◆ ASSIGNMENT
Report only the number of lines below in which the string "optional" appears.

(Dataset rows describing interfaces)
◆ ◆ ◆ ◆

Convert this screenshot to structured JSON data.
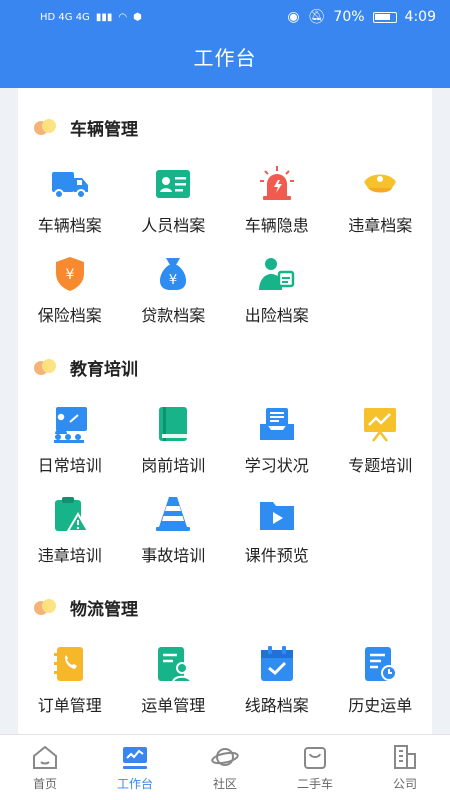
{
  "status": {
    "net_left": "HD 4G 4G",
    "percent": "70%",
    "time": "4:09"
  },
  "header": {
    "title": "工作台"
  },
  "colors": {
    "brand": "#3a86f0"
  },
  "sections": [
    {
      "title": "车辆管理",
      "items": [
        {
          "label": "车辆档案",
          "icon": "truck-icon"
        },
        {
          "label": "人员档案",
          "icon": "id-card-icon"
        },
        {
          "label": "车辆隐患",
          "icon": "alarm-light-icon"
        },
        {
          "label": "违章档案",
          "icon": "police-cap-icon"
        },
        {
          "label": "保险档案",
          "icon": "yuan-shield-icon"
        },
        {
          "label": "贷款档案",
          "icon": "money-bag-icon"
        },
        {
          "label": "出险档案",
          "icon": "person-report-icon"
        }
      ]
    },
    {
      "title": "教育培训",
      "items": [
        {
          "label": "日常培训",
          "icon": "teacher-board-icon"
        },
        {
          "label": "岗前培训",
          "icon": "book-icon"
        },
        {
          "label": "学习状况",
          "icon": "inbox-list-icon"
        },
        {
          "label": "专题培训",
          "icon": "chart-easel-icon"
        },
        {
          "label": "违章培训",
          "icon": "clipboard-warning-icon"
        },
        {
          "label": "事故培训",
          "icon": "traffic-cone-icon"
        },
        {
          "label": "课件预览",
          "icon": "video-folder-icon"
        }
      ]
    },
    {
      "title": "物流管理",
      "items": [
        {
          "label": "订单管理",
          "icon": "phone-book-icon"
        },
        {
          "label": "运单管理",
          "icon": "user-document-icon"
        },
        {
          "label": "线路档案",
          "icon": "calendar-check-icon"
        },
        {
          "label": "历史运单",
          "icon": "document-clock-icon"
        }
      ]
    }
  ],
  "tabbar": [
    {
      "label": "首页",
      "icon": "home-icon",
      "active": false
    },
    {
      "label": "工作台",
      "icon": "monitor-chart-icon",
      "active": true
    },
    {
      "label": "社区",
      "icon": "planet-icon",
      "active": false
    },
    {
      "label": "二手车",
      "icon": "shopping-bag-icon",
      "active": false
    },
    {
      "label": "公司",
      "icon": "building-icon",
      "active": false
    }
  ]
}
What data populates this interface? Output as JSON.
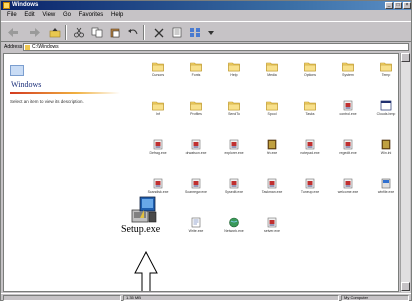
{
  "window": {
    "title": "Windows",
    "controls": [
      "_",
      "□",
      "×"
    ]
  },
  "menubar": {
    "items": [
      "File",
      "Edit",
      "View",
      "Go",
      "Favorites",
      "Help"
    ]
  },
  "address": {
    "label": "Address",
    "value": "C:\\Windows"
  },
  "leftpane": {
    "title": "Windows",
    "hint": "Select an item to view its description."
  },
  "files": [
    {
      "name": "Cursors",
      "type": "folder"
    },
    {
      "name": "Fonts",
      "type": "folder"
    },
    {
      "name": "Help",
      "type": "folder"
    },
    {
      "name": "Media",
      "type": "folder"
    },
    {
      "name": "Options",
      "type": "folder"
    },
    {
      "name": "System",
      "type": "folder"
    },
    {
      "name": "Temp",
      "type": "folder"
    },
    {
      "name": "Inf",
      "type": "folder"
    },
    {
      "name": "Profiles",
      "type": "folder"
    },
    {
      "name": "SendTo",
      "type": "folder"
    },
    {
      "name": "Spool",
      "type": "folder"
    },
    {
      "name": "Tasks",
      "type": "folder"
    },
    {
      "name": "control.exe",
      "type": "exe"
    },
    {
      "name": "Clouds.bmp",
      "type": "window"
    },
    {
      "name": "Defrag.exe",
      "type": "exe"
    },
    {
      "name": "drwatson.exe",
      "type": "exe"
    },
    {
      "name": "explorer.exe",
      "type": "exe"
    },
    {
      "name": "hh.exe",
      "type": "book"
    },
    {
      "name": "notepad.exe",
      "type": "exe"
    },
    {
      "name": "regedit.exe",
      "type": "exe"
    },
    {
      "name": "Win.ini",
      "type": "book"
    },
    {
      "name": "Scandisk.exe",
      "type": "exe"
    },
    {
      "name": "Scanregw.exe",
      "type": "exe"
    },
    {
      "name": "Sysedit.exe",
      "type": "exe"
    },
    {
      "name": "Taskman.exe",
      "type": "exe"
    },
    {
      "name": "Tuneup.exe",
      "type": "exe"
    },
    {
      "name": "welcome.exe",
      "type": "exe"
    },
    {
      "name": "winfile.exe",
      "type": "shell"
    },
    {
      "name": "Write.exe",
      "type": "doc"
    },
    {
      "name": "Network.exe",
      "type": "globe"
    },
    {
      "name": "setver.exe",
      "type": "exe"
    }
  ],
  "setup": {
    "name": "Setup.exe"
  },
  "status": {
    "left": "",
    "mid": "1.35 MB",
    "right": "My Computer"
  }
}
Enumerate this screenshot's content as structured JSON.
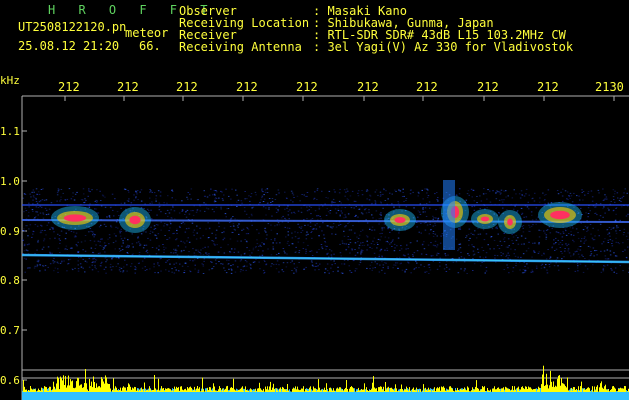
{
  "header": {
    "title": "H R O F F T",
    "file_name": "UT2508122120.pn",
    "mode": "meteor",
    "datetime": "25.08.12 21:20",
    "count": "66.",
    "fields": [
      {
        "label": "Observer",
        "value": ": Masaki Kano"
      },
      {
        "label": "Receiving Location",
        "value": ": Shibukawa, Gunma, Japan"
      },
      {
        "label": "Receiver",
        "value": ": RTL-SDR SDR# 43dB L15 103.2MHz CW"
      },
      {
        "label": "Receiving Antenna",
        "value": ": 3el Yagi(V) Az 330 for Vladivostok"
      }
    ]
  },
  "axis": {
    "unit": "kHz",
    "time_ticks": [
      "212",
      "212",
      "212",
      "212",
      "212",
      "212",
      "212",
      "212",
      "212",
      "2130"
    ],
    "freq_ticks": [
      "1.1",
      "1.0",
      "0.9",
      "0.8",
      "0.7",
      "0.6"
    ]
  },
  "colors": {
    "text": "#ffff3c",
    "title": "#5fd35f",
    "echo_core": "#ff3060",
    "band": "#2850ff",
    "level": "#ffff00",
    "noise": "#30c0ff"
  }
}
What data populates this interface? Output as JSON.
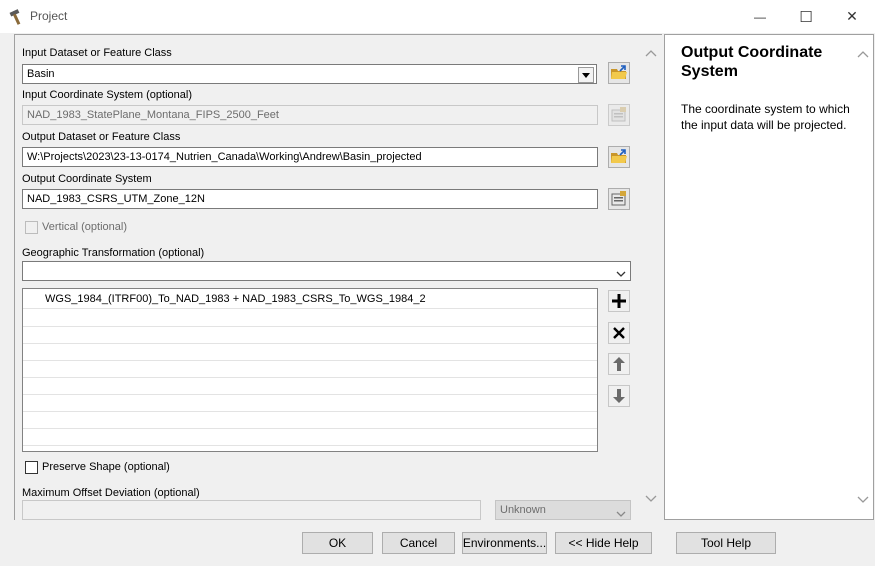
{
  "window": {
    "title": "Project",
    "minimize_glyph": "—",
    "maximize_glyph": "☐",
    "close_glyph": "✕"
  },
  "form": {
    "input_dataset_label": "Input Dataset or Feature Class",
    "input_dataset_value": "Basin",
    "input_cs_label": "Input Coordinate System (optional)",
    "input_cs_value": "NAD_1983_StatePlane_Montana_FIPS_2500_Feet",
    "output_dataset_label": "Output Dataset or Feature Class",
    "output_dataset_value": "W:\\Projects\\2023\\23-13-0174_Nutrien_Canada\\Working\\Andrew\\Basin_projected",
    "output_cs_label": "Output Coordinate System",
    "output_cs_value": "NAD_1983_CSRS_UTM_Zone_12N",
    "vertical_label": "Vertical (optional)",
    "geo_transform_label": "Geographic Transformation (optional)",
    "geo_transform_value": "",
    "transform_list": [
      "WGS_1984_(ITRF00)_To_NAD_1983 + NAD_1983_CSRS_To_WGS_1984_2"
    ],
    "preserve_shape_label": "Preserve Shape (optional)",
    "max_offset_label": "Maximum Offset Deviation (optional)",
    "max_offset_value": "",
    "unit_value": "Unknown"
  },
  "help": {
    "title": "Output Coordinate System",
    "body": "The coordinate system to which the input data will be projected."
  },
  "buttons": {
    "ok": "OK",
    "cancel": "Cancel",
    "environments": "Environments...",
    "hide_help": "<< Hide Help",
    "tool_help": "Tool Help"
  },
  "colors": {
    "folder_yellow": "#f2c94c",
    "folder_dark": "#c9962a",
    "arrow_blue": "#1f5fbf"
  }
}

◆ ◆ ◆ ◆

◆ COMPLETED EXERCISE
5